A western Wisconsin woman was chatting on social media while driving just before a car crash near Prescott, Wis., that killed three young children in December 2013, police said.
Kari J. Milberg, 34, faces three counts of homicide by negligent operation of a vehicle and one count of reckless driving after police say she was active on Facebook while behind the wheel. Cellphone records show that Milberg was sending and receiving Facebook messages until two minutes before the crash, said Pierce County investigators.
Police believe distracted driving was a significant contributing factor in the incident.
Milberg's SUV spun out of control and slid into the path of an oncoming truck on Dec. 12, 2013. Her 11-year-old daughter, Lydia, died at the scene, while her 5-year-old nieces died at area hospitals. Milberg and her 3-year-old son, Easton, survived.
The driver of the truck, Jose Mendoza, 24, of Rockford, Ill., was not injured, nor were his two passengers.
According to the complaint:
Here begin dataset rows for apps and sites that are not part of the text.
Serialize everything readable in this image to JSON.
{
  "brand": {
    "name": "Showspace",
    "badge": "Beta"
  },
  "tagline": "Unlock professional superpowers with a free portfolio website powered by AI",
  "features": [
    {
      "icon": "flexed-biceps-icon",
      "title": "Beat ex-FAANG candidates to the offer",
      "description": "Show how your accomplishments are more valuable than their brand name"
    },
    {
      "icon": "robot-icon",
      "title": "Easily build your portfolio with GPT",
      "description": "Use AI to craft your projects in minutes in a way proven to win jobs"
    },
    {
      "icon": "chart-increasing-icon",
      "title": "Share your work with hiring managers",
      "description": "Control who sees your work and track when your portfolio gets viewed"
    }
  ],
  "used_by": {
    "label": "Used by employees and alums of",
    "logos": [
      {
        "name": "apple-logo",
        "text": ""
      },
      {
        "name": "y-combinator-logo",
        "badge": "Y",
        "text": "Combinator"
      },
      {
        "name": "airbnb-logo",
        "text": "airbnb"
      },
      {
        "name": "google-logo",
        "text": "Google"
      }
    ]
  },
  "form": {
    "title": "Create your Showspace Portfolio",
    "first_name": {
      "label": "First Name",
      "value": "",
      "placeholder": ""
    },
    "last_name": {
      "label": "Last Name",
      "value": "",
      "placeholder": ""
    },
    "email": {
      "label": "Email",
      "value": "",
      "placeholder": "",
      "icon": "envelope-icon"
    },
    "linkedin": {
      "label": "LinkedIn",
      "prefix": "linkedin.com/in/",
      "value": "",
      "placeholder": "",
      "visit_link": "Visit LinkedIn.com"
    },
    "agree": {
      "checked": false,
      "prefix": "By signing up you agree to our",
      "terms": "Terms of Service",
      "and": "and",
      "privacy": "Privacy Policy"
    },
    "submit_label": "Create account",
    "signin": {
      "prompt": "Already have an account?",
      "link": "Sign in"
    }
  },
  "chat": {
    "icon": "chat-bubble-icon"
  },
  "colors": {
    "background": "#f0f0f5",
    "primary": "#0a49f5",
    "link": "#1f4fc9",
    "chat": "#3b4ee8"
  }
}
The Pierce County Sheriffs Department responded to a two-vehicle crash at 3:41 p.m. on Hwy. 35 in Oak Grove Township. Milberg was traveling home from the Giggle Factory, an indoor playground in Hudson, Wis., with her two children and two nieces when her 2005 Saturn VUE rotated sideways across the roadway into the northbound lane.
Witnesses told police her vehicle appeared to make a U-turn in front of the truck at around 60 miles per hour, which sent the car careening into the guardrail.
Milberg, who investigators found wasn't wearing a seatbelt, was ejected from the car and thrown 21 feet over the rail and down an embankment. Her daughter, fastened in the front passenger seat, was killed on impact.
Milberg, of Centuria, Wis., was transported to Regions Hospital in critical condition, where she later emerged from a coma. Police found prescription oxycodone in her purse; a blood report later showed that Milberg had therapeutic levels of oxycodone and a sedative known as midazolam in her system at the time of the crash.
Two cellphones were found in the totaled vehicle, but a third was recovered at the scene after snow melted nearly four months later. Records showed that the undamaged iPhone, which belonged to Milberg, had a Facebook chat session in progress from 3:32 p.m. to 3:39 p.m. — just two minutes before the crash.
In a collision analysis and reconstruction report, the Wisconsin State Patrol found driver inattention to be a large contributing factor.
"Driver distraction may explain why Milberg deviated from her southbound lane of travel to the outside shoulder before losing control," according to the report.
The State Patrol also noted that the tires on Milberg's SUV were badly worn and unable to channel moisture that may have been present on the road.